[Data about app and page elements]

++++++++++

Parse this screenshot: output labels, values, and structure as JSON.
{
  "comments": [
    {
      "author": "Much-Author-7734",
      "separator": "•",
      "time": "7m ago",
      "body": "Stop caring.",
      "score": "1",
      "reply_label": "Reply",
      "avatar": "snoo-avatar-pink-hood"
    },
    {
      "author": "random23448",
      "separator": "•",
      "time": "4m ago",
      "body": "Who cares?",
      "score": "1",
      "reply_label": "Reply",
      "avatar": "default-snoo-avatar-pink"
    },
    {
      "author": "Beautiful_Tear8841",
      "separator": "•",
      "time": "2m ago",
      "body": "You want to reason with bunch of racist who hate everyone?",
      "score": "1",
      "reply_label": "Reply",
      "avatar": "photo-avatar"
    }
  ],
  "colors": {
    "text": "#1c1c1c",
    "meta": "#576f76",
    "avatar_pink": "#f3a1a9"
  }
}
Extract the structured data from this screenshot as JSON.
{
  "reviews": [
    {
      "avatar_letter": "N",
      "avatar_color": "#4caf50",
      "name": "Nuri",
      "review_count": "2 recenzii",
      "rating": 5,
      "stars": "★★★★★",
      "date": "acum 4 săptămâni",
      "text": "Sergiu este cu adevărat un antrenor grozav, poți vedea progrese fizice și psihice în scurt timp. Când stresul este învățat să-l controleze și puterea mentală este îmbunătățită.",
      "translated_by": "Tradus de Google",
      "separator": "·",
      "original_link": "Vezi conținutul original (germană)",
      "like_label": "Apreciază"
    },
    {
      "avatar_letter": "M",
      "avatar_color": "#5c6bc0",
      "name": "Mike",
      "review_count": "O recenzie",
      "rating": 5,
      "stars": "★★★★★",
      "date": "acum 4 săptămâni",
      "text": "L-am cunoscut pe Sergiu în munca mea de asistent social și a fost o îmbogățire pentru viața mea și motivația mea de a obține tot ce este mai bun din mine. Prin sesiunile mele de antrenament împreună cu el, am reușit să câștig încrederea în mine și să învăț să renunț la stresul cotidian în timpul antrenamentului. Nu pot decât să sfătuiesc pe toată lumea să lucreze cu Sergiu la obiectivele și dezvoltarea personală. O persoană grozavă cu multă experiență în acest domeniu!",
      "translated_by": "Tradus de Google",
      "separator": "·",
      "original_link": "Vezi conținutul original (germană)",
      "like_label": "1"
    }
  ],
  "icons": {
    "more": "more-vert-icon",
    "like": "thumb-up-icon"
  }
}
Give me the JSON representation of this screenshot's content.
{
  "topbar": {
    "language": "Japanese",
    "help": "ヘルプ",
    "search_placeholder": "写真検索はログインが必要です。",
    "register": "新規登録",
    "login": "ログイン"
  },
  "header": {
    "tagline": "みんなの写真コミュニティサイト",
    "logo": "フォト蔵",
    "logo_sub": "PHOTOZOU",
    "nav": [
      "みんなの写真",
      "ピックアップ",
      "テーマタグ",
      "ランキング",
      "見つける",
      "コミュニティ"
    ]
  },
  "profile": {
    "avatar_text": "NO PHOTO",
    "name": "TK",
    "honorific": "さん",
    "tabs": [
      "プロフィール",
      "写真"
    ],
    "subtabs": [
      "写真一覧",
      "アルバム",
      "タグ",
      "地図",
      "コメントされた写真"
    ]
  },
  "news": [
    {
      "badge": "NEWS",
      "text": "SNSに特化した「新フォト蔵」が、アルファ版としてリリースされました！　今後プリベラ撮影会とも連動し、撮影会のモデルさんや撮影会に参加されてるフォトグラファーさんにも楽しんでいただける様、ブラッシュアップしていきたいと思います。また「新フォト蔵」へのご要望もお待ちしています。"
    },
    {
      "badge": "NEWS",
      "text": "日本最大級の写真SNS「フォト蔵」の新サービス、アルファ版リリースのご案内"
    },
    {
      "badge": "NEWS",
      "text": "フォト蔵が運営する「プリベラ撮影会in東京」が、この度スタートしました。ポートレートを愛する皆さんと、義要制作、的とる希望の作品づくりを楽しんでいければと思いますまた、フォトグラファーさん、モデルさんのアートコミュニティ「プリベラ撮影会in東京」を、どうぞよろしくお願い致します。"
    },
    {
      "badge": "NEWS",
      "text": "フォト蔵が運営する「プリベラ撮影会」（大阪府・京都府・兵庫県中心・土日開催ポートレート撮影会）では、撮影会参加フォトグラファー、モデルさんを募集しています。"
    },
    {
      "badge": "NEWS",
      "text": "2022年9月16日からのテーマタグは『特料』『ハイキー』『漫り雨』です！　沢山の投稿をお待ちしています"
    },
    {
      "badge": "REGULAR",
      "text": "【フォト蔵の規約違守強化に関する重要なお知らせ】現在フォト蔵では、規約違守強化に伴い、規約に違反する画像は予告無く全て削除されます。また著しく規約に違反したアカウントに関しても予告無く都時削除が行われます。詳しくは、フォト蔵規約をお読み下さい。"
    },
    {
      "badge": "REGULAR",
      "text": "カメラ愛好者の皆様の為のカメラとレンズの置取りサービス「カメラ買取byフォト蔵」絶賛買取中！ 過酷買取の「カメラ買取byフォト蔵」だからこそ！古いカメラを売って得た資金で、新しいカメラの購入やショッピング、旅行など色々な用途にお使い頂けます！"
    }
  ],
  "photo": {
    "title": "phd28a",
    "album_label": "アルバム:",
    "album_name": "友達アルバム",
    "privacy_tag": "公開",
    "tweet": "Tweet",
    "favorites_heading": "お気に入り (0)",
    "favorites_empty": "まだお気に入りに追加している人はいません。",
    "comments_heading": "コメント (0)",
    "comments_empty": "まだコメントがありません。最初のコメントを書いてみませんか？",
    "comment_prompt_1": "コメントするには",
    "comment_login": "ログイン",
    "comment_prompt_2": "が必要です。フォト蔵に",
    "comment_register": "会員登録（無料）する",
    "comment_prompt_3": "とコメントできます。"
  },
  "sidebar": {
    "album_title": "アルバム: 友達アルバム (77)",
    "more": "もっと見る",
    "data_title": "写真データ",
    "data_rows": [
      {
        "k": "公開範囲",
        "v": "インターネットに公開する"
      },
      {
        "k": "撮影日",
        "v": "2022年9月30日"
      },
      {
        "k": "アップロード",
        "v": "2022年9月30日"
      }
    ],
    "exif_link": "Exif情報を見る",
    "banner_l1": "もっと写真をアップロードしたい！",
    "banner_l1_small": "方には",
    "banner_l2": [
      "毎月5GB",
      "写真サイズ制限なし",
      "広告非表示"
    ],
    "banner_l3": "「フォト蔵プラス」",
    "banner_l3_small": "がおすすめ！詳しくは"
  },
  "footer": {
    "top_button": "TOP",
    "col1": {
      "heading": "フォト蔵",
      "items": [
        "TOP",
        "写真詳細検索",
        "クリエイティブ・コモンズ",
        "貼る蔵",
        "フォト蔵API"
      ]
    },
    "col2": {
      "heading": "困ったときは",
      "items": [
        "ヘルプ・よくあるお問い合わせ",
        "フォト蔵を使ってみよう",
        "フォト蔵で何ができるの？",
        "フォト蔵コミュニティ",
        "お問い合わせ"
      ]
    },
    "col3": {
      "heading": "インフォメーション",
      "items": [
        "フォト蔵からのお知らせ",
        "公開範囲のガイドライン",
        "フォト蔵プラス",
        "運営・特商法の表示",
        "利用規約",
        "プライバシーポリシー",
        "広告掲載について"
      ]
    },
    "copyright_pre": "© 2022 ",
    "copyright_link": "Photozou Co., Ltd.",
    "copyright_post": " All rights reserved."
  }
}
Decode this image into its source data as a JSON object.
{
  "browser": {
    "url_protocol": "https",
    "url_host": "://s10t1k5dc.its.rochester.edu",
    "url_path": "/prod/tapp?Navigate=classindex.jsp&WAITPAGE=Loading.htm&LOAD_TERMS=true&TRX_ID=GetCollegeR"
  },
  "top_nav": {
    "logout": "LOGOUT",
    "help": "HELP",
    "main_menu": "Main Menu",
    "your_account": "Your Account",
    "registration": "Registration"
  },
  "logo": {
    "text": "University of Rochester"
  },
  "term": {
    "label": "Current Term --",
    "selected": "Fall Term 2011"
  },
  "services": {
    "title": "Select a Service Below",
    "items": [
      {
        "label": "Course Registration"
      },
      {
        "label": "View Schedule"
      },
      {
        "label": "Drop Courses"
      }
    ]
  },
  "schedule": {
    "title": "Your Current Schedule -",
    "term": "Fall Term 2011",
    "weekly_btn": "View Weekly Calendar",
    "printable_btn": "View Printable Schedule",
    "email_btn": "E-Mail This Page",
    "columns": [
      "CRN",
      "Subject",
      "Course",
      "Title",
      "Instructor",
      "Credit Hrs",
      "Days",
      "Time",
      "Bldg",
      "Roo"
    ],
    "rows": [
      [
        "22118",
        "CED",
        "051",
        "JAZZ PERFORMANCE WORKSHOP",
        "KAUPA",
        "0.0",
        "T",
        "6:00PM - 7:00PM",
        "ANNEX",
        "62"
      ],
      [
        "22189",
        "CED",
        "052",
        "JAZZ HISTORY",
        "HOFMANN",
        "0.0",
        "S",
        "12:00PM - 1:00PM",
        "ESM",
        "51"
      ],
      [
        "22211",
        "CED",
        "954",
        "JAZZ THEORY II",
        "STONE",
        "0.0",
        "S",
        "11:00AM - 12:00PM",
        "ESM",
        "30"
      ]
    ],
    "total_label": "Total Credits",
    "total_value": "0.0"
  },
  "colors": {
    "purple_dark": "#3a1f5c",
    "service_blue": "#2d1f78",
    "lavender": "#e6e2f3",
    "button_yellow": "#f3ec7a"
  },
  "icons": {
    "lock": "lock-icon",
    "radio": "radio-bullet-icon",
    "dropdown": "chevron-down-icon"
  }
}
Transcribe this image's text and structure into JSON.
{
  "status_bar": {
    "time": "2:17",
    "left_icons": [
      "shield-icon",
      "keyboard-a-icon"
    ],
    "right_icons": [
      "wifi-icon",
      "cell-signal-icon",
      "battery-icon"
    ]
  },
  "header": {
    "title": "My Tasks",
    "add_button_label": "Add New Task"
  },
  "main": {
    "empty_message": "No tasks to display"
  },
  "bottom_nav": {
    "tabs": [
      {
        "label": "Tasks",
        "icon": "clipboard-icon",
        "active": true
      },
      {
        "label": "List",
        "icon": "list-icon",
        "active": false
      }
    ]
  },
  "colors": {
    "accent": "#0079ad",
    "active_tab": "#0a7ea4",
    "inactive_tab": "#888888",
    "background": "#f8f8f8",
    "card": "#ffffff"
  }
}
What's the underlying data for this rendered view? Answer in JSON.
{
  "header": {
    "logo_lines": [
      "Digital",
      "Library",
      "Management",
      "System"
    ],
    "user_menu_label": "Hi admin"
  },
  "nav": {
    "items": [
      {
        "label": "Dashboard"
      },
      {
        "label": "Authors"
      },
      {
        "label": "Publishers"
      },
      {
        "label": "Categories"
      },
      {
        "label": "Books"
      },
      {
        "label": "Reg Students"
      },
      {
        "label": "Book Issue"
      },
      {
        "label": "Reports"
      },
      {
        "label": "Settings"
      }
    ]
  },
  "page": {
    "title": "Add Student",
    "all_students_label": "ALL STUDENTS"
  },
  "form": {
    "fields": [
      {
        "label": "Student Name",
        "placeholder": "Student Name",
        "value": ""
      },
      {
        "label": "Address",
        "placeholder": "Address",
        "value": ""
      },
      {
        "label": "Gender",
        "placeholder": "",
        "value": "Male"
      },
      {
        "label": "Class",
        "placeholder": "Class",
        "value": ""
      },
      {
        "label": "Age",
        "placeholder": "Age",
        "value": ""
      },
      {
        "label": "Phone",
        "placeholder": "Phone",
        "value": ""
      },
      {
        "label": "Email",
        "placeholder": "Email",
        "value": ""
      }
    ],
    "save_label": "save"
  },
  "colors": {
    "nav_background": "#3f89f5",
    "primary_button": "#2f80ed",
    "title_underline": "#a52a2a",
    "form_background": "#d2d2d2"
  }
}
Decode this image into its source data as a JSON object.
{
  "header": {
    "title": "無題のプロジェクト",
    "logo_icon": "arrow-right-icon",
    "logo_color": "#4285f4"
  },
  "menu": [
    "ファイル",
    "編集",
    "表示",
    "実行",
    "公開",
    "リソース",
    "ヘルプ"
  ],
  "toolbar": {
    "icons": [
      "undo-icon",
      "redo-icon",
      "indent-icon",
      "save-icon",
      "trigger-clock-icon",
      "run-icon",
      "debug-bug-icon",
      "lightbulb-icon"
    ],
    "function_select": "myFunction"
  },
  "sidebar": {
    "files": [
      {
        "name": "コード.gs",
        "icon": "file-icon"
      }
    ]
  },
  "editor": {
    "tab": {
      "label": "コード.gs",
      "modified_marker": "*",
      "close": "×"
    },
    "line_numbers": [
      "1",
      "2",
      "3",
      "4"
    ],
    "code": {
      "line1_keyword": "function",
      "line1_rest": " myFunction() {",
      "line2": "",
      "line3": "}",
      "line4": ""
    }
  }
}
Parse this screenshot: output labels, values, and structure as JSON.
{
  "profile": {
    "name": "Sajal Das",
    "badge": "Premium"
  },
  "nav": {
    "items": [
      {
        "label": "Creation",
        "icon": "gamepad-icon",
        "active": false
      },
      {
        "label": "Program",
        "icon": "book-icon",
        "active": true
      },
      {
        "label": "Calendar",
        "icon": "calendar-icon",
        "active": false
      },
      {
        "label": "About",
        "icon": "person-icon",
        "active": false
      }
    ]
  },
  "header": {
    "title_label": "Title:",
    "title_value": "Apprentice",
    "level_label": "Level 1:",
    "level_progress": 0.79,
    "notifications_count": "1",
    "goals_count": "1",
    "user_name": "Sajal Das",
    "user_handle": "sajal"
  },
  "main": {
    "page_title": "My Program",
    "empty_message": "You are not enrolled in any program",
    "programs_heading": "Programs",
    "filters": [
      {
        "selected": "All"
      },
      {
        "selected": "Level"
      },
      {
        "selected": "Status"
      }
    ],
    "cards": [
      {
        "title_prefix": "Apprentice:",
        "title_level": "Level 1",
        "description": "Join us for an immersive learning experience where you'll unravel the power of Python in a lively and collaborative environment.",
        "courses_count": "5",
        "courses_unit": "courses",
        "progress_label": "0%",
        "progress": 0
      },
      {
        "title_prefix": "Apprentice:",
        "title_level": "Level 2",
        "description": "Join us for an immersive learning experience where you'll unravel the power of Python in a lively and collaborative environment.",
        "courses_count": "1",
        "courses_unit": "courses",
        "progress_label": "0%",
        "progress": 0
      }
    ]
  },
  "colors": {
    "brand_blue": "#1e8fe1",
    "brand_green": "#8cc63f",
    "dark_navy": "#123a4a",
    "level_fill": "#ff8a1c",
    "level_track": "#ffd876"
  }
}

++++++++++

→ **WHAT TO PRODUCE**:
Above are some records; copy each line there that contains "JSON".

→ **ANSWER TO THIS PROBLEM**:
Parse this screenshot: output labels, values, and structure as JSON.
Extract the structured data from this screenshot as JSON.
Give me the JSON representation of this screenshot's content.
Decode this image into its source data as a JSON object.
Transcribe this image's text and structure into JSON.
What's the underlying data for this rendered view? Answer in JSON.
Decode this image into its source data as a JSON object.
Parse this screenshot: output labels, values, and structure as JSON.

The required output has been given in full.